Here is a photo of a Pitch Twig Moth, or Pitch Nodule Moth (Retinia sp.), which I reared from one of those lumps of pitch.
Now for the story of the life of a pitch nodule maker.
It would seem that living hidden in this resinous mass affords the larvae some protection from predators.
The moths have a two year life cycle and that is evident in the photo below... the older pitch has a darker look and notice that the twig is swollen, or deformed, opposite (under) the pitch blister.
In the photo below, I pulled back the pitch mass to reveal a caterpillar. The pitch nodule maker is in its 'ditch' on the left side of the picture. Notice the silk webbing between the caterpillar and the pitch in the foreground - the caterpillar must use silk to manage the sticky, oozing pitch.
The inside of the pitch nodule is made up of minute balls of pitch and frass.
I found that the larvae had begun to pupate around mid May.
About a day or so before the moths emerged from their pupae, each pupa wiggled completely out of the pitch mass and dropped to the ground. At least that's what they did in my rearing containers. Perhaps in the wild they wiggle out only part way before the moth emerges. Anyway, a couple of weeks after pupating the adult moths emerged from the pitch blisters.
Here is a photo of a Pitch Twig Moth at home on the tip of a pine needle.
Soooo, there you have it.... the story of the pitch nodules I found when I turned aside from the trail on a cold January day.
Actually, there might be a bit more to the story. I noticed some small orange things on the surface of some of the pitch nodules. Right then and there I decided to see if I could figure out what they are. My first thought is that those look like fruiting bodies of a fungus that grows in the pitch.

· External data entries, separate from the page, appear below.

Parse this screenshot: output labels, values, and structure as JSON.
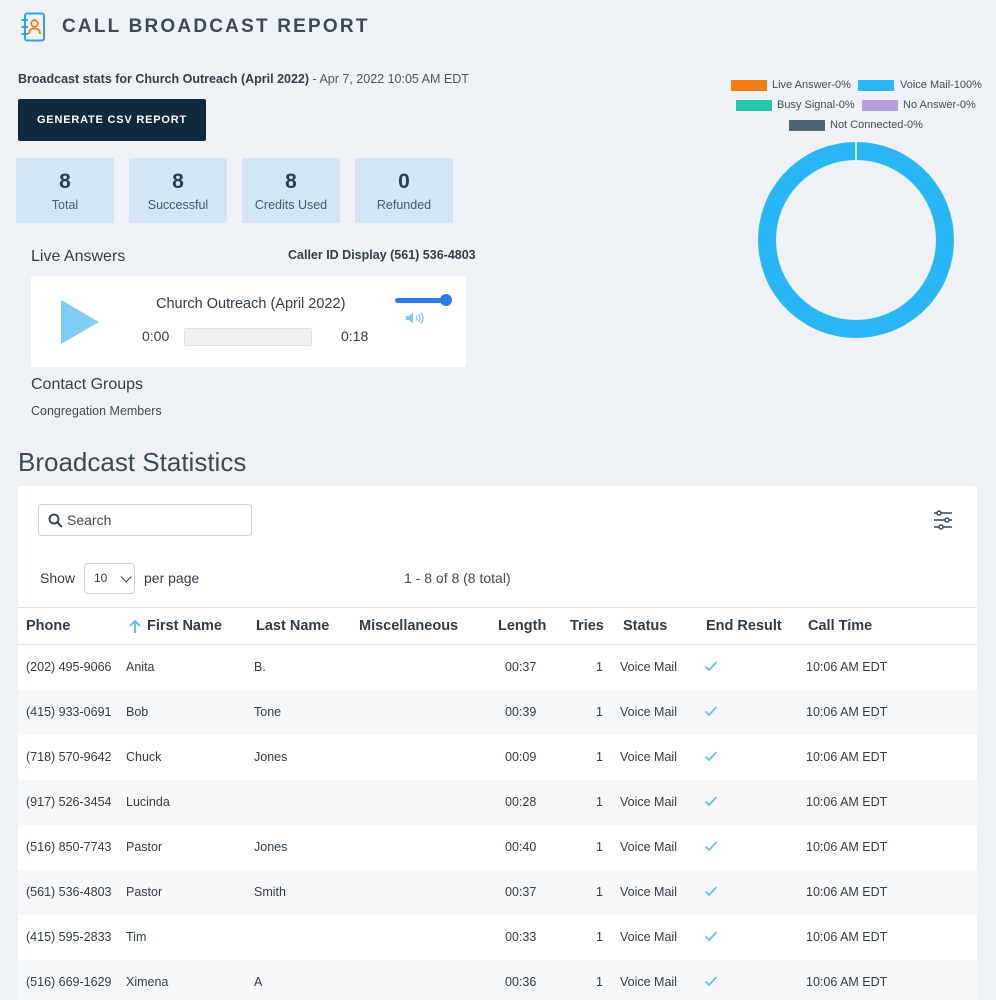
{
  "header": {
    "title": "CALL BROADCAST REPORT",
    "icon": "contact-book-icon"
  },
  "subtitle": {
    "bold": "Broadcast stats for Church Outreach (April 2022)",
    "rest": " - Apr 7, 2022 10:05 AM EDT"
  },
  "csv_button": "GENERATE CSV REPORT",
  "stats": [
    {
      "value": "8",
      "label": "Total"
    },
    {
      "value": "8",
      "label": "Successful"
    },
    {
      "value": "8",
      "label": "Credits Used"
    },
    {
      "value": "0",
      "label": "Refunded"
    }
  ],
  "live_answers": {
    "title": "Live Answers",
    "caller_id_label": "Caller ID Display",
    "caller_id_value": "(561) 536-4803"
  },
  "player": {
    "track_title": "Church Outreach (April 2022)",
    "current_time": "0:00",
    "duration": "0:18",
    "progress": 0.0,
    "volume": 1.0
  },
  "contact_groups": {
    "title": "Contact Groups",
    "items": [
      "Congregation Members"
    ]
  },
  "legend": [
    {
      "label": "Live Answer-0%",
      "color": "#f57c14"
    },
    {
      "label": "Voice Mail-100%",
      "color": "#29b6f6"
    },
    {
      "label": "Busy Signal-0%",
      "color": "#26c6a6"
    },
    {
      "label": "No Answer-0%",
      "color": "#b39ddb"
    },
    {
      "label": "Not Connected-0%",
      "color": "#4e6470"
    }
  ],
  "chart_data": {
    "type": "pie",
    "categories": [
      "Live Answer",
      "Voice Mail",
      "Busy Signal",
      "No Answer",
      "Not Connected"
    ],
    "values": [
      0,
      100,
      0,
      0,
      0
    ],
    "colors": [
      "#f57c14",
      "#29b6f6",
      "#26c6a6",
      "#b39ddb",
      "#4e6470"
    ],
    "donut": true,
    "legend": "top"
  },
  "statistics": {
    "title": "Broadcast Statistics",
    "search_placeholder": "Search",
    "show_label": "Show",
    "per_page_value": "10",
    "per_page_label": "per page",
    "range_label": "1 - 8 of 8 (8 total)",
    "columns": [
      "Phone",
      "First Name",
      "Last Name",
      "Miscellaneous",
      "Length",
      "Tries",
      "Status",
      "End Result",
      "Call Time"
    ],
    "rows": [
      {
        "phone": "(202) 495-9066",
        "first": "Anita",
        "last": "B.",
        "misc": "",
        "length": "00:37",
        "tries": "1",
        "status": "Voice Mail",
        "time": "10:06 AM EDT"
      },
      {
        "phone": "(415) 933-0691",
        "first": "Bob",
        "last": "Tone",
        "misc": "",
        "length": "00:39",
        "tries": "1",
        "status": "Voice Mail",
        "time": "10:06 AM EDT"
      },
      {
        "phone": "(718) 570-9642",
        "first": "Chuck",
        "last": "Jones",
        "misc": "",
        "length": "00:09",
        "tries": "1",
        "status": "Voice Mail",
        "time": "10:06 AM EDT"
      },
      {
        "phone": "(917) 526-3454",
        "first": "Lucinda",
        "last": "",
        "misc": "",
        "length": "00:28",
        "tries": "1",
        "status": "Voice Mail",
        "time": "10:06 AM EDT"
      },
      {
        "phone": "(516) 850-7743",
        "first": "Pastor",
        "last": "Jones",
        "misc": "",
        "length": "00:40",
        "tries": "1",
        "status": "Voice Mail",
        "time": "10:06 AM EDT"
      },
      {
        "phone": "(561) 536-4803",
        "first": "Pastor",
        "last": "Smith",
        "misc": "",
        "length": "00:37",
        "tries": "1",
        "status": "Voice Mail",
        "time": "10:06 AM EDT"
      },
      {
        "phone": "(415) 595-2833",
        "first": "Tim",
        "last": "",
        "misc": "",
        "length": "00:33",
        "tries": "1",
        "status": "Voice Mail",
        "time": "10:06 AM EDT"
      },
      {
        "phone": "(516) 669-1629",
        "first": "Ximena",
        "last": "A",
        "misc": "",
        "length": "00:36",
        "tries": "1",
        "status": "Voice Mail",
        "time": "10:06 AM EDT"
      }
    ]
  }
}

It seems there is always more to the story than meets the eye....